THE PROBLEM: Copy every line below that has the word "installer" in it.

------

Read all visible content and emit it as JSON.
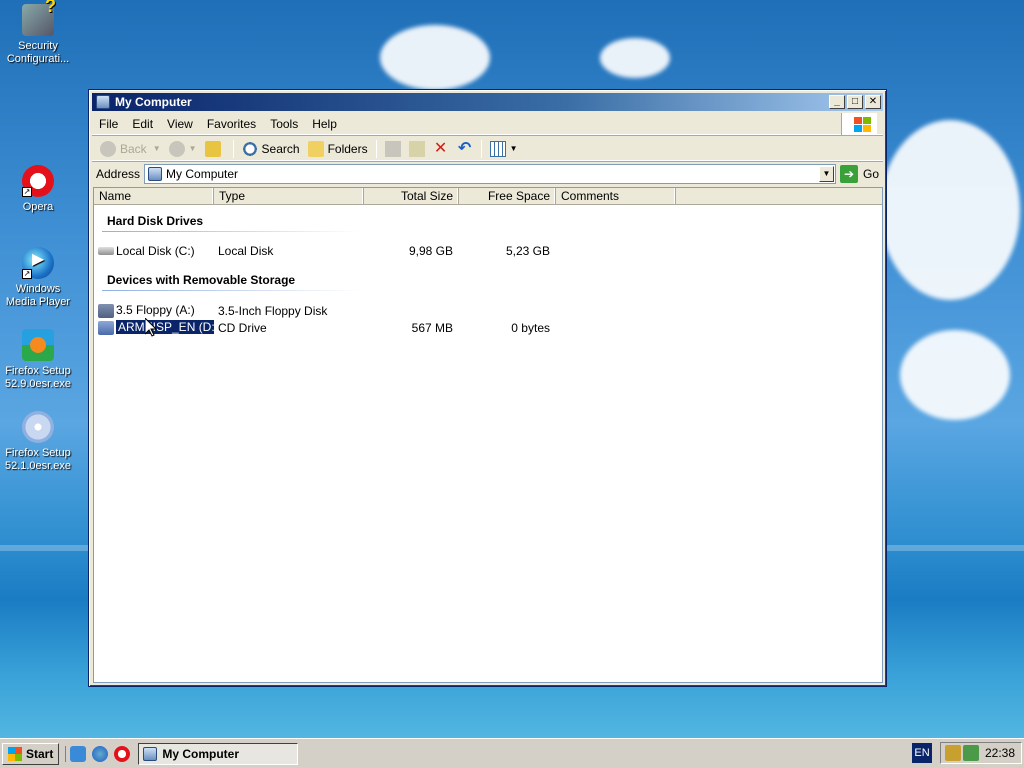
{
  "desktop": {
    "icons": [
      {
        "label": "Security Configurati...",
        "icon": "security-config-icon"
      },
      {
        "label": "Opera",
        "icon": "opera-icon"
      },
      {
        "label": "Windows Media Player",
        "icon": "media-player-icon"
      },
      {
        "label": "Firefox Setup 52.9.0esr.exe",
        "icon": "installer-icon"
      },
      {
        "label": "Firefox Setup 52.1.0esr.exe",
        "icon": "installer-cd-icon"
      }
    ]
  },
  "window": {
    "title": "My Computer",
    "menu": [
      "File",
      "Edit",
      "View",
      "Favorites",
      "Tools",
      "Help"
    ],
    "toolbar": {
      "back": "Back",
      "search": "Search",
      "folders": "Folders"
    },
    "address": {
      "label": "Address",
      "value": "My Computer",
      "go": "Go"
    },
    "columns": [
      "Name",
      "Type",
      "Total Size",
      "Free Space",
      "Comments"
    ],
    "groups": [
      {
        "title": "Hard Disk Drives",
        "items": [
          {
            "name": "Local Disk (C:)",
            "type": "Local Disk",
            "total": "9,98 GB",
            "free": "5,23 GB",
            "icon": "hard-disk-icon"
          }
        ]
      },
      {
        "title": "Devices with Removable Storage",
        "items": [
          {
            "name": "3.5 Floppy (A:)",
            "type": "3.5-Inch Floppy Disk",
            "total": "",
            "free": "",
            "icon": "floppy-icon"
          },
          {
            "name": "ARMEISP_EN (D:)",
            "type": "CD Drive",
            "total": "567 MB",
            "free": "0 bytes",
            "icon": "cd-drive-icon",
            "selected": true
          }
        ]
      }
    ]
  },
  "taskbar": {
    "start": "Start",
    "task": "My Computer",
    "lang": "EN",
    "clock": "22:38"
  },
  "colors": {
    "title_start": "#0a246a",
    "title_end": "#a6caf0",
    "selection": "#0a246a"
  }
}
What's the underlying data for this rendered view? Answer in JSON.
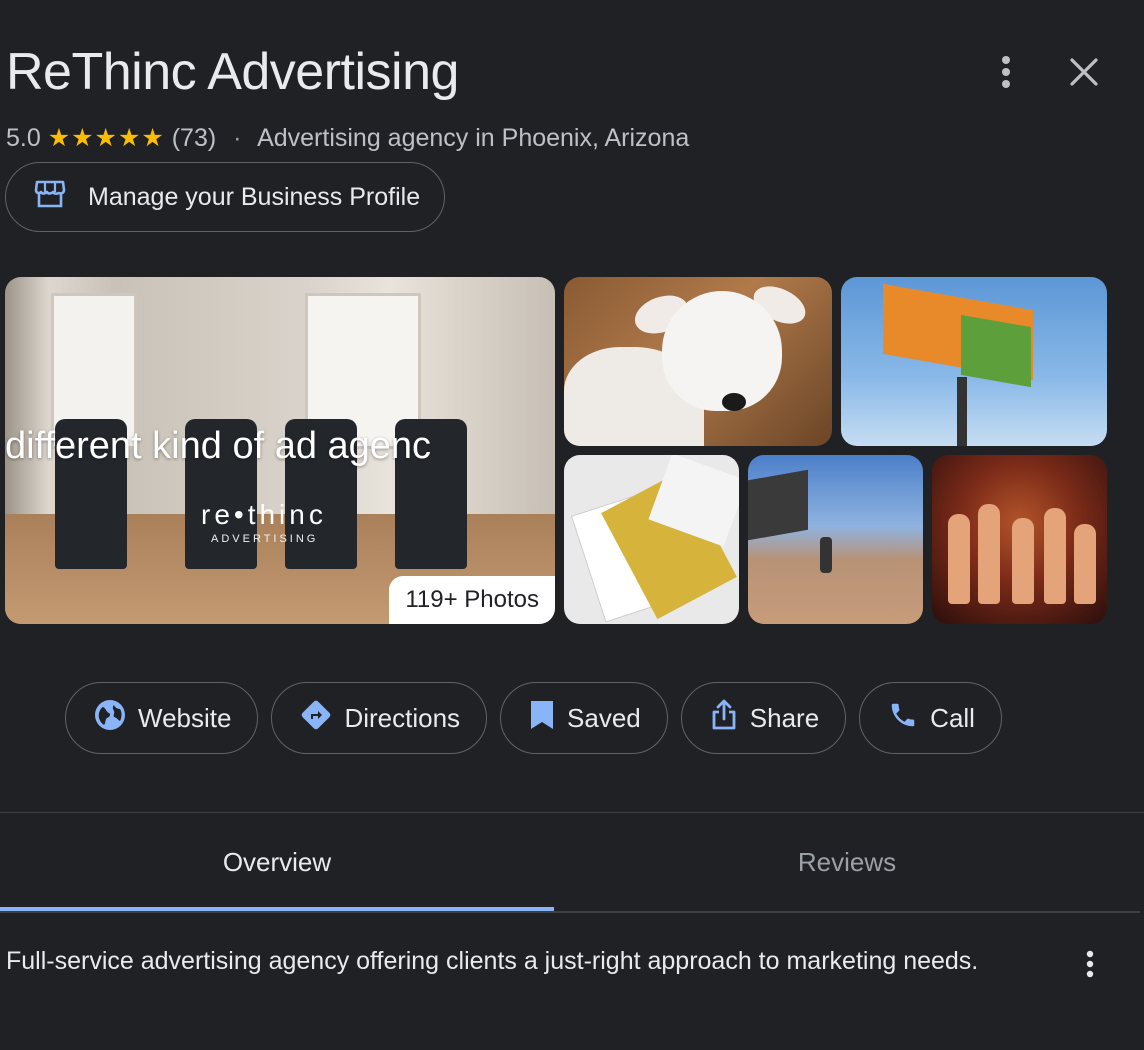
{
  "business": {
    "name": "ReThinc Advertising",
    "rating": "5.0",
    "stars": "★★★★★",
    "review_count": "(73)",
    "separator": "·",
    "category": "Advertising agency in Phoenix, Arizona"
  },
  "manage_profile": {
    "label": "Manage your Business Profile",
    "icon": "storefront-icon"
  },
  "photos": {
    "main_overlay_text": "different kind of ad agenc",
    "main_logo": "re•thinc",
    "main_logo_sub": "ADVERTISING",
    "count_label": "119+ Photos"
  },
  "actions": [
    {
      "label": "Website",
      "icon": "globe-icon"
    },
    {
      "label": "Directions",
      "icon": "directions-icon"
    },
    {
      "label": "Saved",
      "icon": "bookmark-icon"
    },
    {
      "label": "Share",
      "icon": "share-icon"
    },
    {
      "label": "Call",
      "icon": "phone-icon"
    }
  ],
  "tabs": {
    "overview": "Overview",
    "reviews": "Reviews",
    "active": "Overview"
  },
  "description": "Full-service advertising agency offering clients a just-right approach to marketing needs.",
  "colors": {
    "background": "#202124",
    "accent": "#8ab4f8",
    "star": "#fbbc04",
    "text": "#e8eaed",
    "muted": "#9aa0a6"
  }
}
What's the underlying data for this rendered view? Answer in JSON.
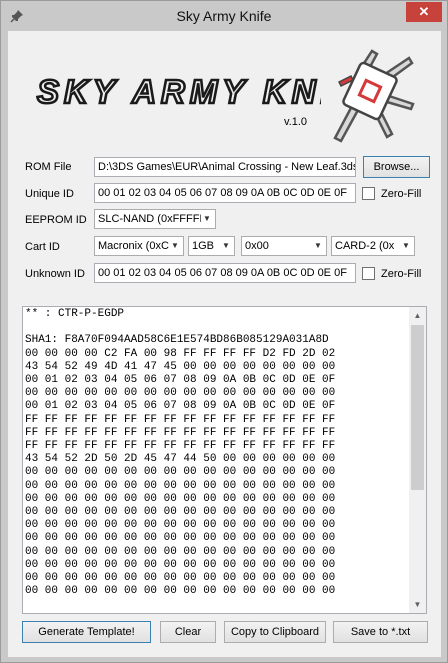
{
  "window": {
    "title": "Sky Army Knife",
    "close_symbol": "✕",
    "icon": "pin-icon"
  },
  "header": {
    "logo_text": "SKY ARMY KNIFE",
    "version": "v.1.0",
    "logo_image": "swiss-army-knife-icon"
  },
  "form": {
    "rom_file": {
      "label": "ROM File",
      "value": "D:\\3DS Games\\EUR\\Animal Crossing - New Leaf.3ds",
      "browse_label": "Browse..."
    },
    "unique_id": {
      "label": "Unique ID",
      "value": "00 01 02 03 04 05 06 07 08 09 0A 0B 0C 0D 0E 0F",
      "zero_fill_label": "Zero-Fill",
      "zero_fill_checked": false
    },
    "eeprom_id": {
      "label": "EEPROM ID",
      "value": "SLC-NAND (0xFFFFF"
    },
    "cart_id": {
      "label": "Cart ID",
      "manufacturer": "Macronix (0xC",
      "size": "1GB",
      "value": "0x00",
      "card_type": "CARD-2 (0x"
    },
    "unknown_id": {
      "label": "Unknown ID",
      "value": "00 01 02 03 04 05 06 07 08 09 0A 0B 0C 0D 0E 0F",
      "zero_fill_label": "Zero-Fill",
      "zero_fill_checked": false
    }
  },
  "output": {
    "lines": [
      "** : CTR-P-EGDP",
      "",
      "SHA1: F8A70F094AAD58C6E1E574BD86B085129A031A8D",
      "00 00 00 00 C2 FA 00 98 FF FF FF FF D2 FD 2D 02",
      "43 54 52 49 4D 41 47 45 00 00 00 00 00 00 00 00",
      "00 01 02 03 04 05 06 07 08 09 0A 0B 0C 0D 0E 0F",
      "00 00 00 00 00 00 00 00 00 00 00 00 00 00 00 00",
      "00 01 02 03 04 05 06 07 08 09 0A 0B 0C 0D 0E 0F",
      "FF FF FF FF FF FF FF FF FF FF FF FF FF FF FF FF",
      "FF FF FF FF FF FF FF FF FF FF FF FF FF FF FF FF",
      "FF FF FF FF FF FF FF FF FF FF FF FF FF FF FF FF",
      "43 54 52 2D 50 2D 45 47 44 50 00 00 00 00 00 00",
      "00 00 00 00 00 00 00 00 00 00 00 00 00 00 00 00",
      "00 00 00 00 00 00 00 00 00 00 00 00 00 00 00 00",
      "00 00 00 00 00 00 00 00 00 00 00 00 00 00 00 00",
      "00 00 00 00 00 00 00 00 00 00 00 00 00 00 00 00",
      "00 00 00 00 00 00 00 00 00 00 00 00 00 00 00 00",
      "00 00 00 00 00 00 00 00 00 00 00 00 00 00 00 00",
      "00 00 00 00 00 00 00 00 00 00 00 00 00 00 00 00",
      "00 00 00 00 00 00 00 00 00 00 00 00 00 00 00 00",
      "00 00 00 00 00 00 00 00 00 00 00 00 00 00 00 00",
      "00 00 00 00 00 00 00 00 00 00 00 00 00 00 00 00"
    ]
  },
  "buttons": {
    "generate": "Generate Template!",
    "clear": "Clear",
    "copy": "Copy to Clipboard",
    "save": "Save to *.txt"
  },
  "colors": {
    "close_button": "#c7423a",
    "titlebar": "#c9c9c9",
    "client_bg": "#f0f0f0",
    "accent_border": "#3c7fb1"
  }
}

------

SOLUTION TO THE PROBLEM:
        "icon": "installer-icon"
        "icon": "installer-cd-icon"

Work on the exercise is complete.